I am guessing in your case this person is a high "D"? It was in my case, so I used high D feedback and told the person during feedback. “If you want my job, here is what you have to do....if you listen to my feedback in the O3's (a good 'carrot' for getting him there), I can give you the skills to get promoted and get my job”...that type of communication. I am happy to say that did work for the most part. There were painful moments, and sometimes when he questioned why we were doing things or he was going to do it his way, I reminded him there was a reason I was in this job and he wasn't. Harsh yes, but eventually it got through.

Good Luck!

Jeff

drhowell1's picture

Thanks for the response! It helps to talk with others that have experienced the same things. Here's what I think I need to do

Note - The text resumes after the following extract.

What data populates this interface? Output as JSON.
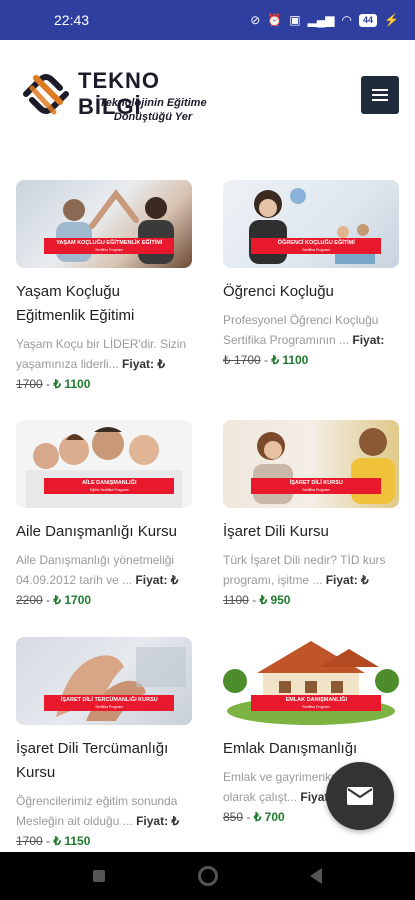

I think I'll simply let this comment slide until I've had a chance to do a couple of O3's with him. If he does not bring these "issues" to the table during our O3's yet I hear that he continues to make negative comments to other co-workers, I'll make it a point to give him some feedback on how important it is to be open in our O3's and how it is detrimental to make derogative comments to co-workers about the boss.

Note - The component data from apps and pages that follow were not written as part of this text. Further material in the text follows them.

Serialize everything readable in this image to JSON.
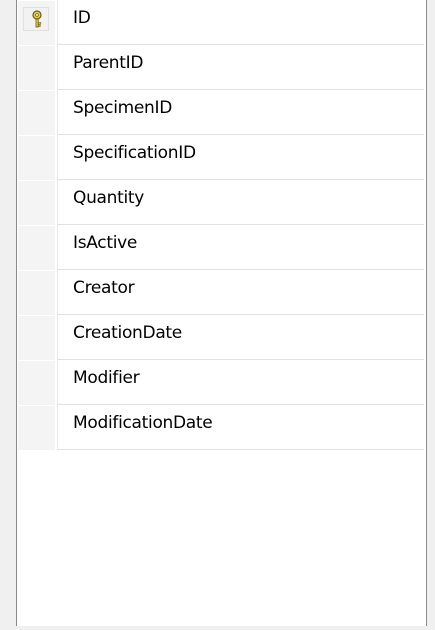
{
  "table": {
    "columns": [
      {
        "name": "ID",
        "primary_key": true
      },
      {
        "name": "ParentID",
        "primary_key": false
      },
      {
        "name": "SpecimenID",
        "primary_key": false
      },
      {
        "name": "SpecificationID",
        "primary_key": false
      },
      {
        "name": "Quantity",
        "primary_key": false
      },
      {
        "name": "IsActive",
        "primary_key": false
      },
      {
        "name": "Creator",
        "primary_key": false
      },
      {
        "name": "CreationDate",
        "primary_key": false
      },
      {
        "name": "Modifier",
        "primary_key": false
      },
      {
        "name": "ModificationDate",
        "primary_key": false
      }
    ],
    "key_icon": "primary-key-icon",
    "colors": {
      "key_fill": "#e8d34a",
      "key_outline": "#6b5a10",
      "grid_line": "#e2e2e2",
      "border": "#8a8a8a"
    }
  }
}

Thoughts?

bflynn's picture

Just a comment - I had the same read that Jeff did - this person is a high D, judging from the two reactions. There may be some resentment where "I know more than you" is really saying "Your job should have been mine".

I think your plan to handle should work. You don't have to give feedback about everything.

As far as your other question - This person doesn't want to "waste" an hour every week doing O3s. In the end, you don't really care about his motivations as long as he attends the O3s. I can't get real specific without knowing more about the business, but go back to the base of what a high D wants - power, authority, prestige, recognition, etc. That is what motivates him.

Hope it helps.

Brian

lou's picture

Just a note, I'd advise you to carefully phrase your "it's detrimental to talk this way about me to your co-workers" comment. I'd probably say something more along the lines of "You have the chance to step up in the near future to a technical lead position and on from there. Bu you'll need to show that you can operate in a hierarchy. When you make comments like this about your management it directly affects your chances of moving into these postitions."

In other words. Here's your carrot. I'm looking for you to get that carrot. But if you don't move forward the carrot keeps moving further away.

Mark's picture

To those of you who are responding, thank you and well done. Great thoughts from all.

1. First of all, remember the two part rule about managing:

a. You don't have to have all the answers.
b. You CERTAINLY don't have to have all the answers right NOW.

And, you really ARE the boss. You don't need to remind anyone - least of all High D's... they KNOW who the bosses are. You don't need to be forceful when you turn a request into a demand. And you don't need to communicate a demand in a demanding way.

I might have said, in true "I have no desire to be in conflict with you because you are not my peer" style: "Hey, it's new, I understand. I'd like you to be there. Please respond to the mail and pick a time. Thanks." All with a smile.

2. Don't say anything about the stupid comment. It was stupid, and at times, you do stupid stuff and I do stupid stuff. Just let it go, but remember it. I probably wouldn't ever mention it, but more instances would cause me to accelerate feedback and consequences. And the feedback wouldn't be about him talking about you... it would be about him talking negatively about ANYONE on the team, behind their back. If he seemed not to get it, I'd use the cowardly... that will get a High D's attention, and if he isn't to be saved, it will be as if you handed him a shovel so that he can dig a hole. If he can be saved, he'll adjust. (And most do.).

Mark